Dataset items:

***

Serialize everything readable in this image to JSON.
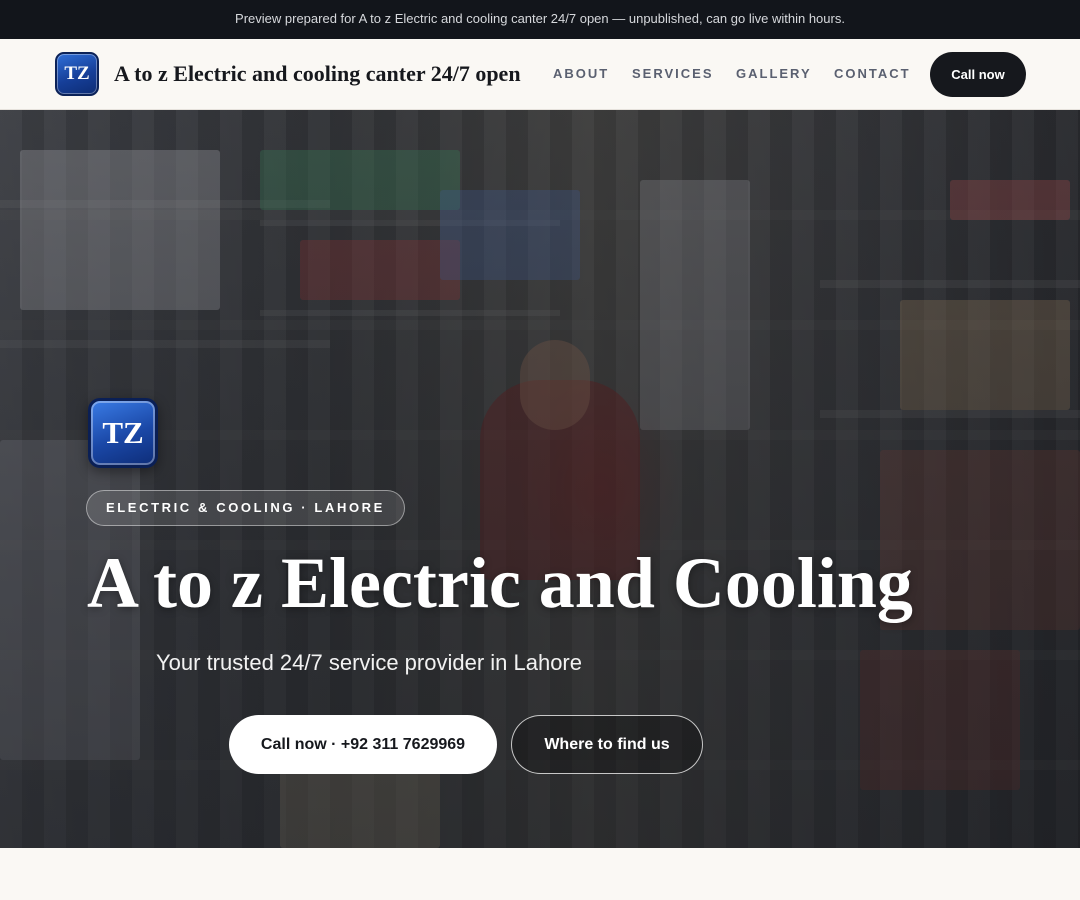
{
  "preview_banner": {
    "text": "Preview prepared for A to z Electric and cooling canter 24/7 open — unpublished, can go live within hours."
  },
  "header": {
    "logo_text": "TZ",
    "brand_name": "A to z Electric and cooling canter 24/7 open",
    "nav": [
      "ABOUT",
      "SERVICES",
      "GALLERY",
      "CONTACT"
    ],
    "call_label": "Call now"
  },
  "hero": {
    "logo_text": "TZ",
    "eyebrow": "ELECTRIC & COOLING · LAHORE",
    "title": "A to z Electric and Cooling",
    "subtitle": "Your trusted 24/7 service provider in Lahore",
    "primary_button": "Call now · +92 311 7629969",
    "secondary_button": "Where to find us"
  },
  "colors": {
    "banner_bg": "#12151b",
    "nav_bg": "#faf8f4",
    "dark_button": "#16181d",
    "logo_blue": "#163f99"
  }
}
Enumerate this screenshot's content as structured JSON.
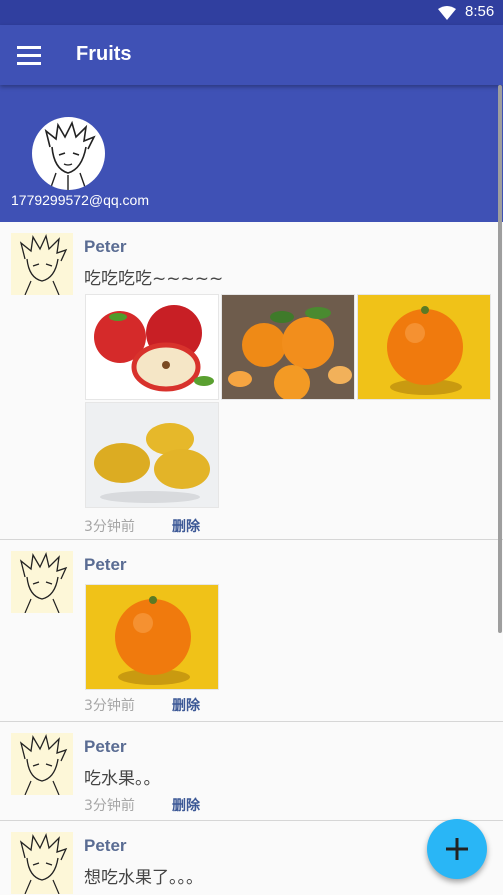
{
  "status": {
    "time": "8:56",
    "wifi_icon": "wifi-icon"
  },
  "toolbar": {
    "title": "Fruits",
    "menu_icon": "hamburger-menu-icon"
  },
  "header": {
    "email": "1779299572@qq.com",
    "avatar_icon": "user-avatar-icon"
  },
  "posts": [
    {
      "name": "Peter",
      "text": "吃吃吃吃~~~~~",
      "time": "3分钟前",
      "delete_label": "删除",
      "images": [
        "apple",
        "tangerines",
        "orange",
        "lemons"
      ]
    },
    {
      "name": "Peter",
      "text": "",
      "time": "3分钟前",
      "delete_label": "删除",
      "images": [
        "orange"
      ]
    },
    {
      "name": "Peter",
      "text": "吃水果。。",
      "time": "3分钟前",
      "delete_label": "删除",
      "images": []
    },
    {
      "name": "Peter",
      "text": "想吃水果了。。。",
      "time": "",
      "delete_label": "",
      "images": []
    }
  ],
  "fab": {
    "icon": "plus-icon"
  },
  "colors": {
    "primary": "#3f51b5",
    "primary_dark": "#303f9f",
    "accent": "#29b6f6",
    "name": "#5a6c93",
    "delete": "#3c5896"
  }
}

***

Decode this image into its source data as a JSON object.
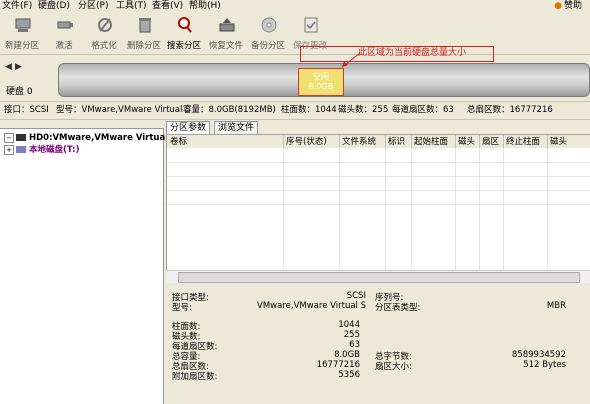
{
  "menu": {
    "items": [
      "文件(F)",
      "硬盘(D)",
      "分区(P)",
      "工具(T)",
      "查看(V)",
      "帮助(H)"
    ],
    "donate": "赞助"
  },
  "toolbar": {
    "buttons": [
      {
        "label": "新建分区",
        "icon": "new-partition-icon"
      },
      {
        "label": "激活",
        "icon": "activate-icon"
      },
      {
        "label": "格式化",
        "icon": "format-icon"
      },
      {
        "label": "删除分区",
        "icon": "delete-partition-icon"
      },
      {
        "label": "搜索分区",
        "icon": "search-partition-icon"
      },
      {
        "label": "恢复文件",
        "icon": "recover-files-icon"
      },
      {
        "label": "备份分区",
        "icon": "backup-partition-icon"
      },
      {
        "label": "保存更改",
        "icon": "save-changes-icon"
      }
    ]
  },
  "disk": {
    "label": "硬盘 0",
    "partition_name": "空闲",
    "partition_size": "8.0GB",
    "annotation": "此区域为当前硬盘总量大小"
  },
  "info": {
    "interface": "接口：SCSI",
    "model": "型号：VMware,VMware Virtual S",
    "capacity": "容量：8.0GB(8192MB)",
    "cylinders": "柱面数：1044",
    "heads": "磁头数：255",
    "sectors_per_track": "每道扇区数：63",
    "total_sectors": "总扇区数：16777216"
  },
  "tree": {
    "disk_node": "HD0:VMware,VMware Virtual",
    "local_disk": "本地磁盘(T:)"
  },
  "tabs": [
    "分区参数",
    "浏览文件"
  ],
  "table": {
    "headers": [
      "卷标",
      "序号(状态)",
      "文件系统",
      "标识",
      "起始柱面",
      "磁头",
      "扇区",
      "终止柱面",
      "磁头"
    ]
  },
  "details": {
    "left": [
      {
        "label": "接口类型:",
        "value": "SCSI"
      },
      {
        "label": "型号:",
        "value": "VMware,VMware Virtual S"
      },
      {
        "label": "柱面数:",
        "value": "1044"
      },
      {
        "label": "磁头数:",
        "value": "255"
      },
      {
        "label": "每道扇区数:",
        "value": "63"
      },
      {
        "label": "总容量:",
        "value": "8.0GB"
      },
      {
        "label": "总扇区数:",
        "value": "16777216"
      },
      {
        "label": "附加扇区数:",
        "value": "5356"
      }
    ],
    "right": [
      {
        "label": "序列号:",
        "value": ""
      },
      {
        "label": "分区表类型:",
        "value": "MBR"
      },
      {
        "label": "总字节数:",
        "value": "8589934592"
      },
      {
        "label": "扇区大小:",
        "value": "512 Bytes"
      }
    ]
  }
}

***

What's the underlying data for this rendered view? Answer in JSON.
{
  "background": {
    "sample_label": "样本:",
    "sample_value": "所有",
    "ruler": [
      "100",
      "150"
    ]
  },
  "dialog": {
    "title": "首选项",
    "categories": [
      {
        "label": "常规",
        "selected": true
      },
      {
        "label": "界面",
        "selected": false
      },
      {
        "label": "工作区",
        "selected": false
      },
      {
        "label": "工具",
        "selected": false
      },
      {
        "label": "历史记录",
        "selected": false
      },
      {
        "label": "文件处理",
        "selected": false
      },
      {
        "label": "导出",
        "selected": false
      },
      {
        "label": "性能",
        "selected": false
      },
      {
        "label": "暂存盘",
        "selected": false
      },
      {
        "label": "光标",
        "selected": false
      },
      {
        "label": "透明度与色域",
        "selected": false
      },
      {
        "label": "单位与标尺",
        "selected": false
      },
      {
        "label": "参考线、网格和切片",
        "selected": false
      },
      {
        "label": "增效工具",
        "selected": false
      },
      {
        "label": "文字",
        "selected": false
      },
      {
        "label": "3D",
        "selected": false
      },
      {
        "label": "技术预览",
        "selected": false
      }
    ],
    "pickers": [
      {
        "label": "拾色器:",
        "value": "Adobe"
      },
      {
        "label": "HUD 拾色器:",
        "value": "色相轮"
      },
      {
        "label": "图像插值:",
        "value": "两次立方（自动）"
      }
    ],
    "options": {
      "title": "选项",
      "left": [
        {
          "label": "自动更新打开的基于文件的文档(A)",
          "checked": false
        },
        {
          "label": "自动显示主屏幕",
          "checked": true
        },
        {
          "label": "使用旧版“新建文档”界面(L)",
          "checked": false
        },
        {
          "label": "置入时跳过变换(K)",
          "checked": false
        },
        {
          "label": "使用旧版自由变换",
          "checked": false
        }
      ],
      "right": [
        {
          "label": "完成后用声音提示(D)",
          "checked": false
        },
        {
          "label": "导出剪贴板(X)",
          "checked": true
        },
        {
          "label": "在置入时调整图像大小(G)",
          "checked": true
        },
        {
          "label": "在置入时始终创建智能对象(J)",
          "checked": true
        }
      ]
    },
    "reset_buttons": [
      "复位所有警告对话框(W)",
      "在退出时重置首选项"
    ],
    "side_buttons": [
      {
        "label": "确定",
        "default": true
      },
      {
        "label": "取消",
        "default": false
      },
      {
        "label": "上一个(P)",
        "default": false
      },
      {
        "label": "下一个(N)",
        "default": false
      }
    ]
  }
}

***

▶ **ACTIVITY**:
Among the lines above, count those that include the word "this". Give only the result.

▶ **SOLUTION BELOW**:
4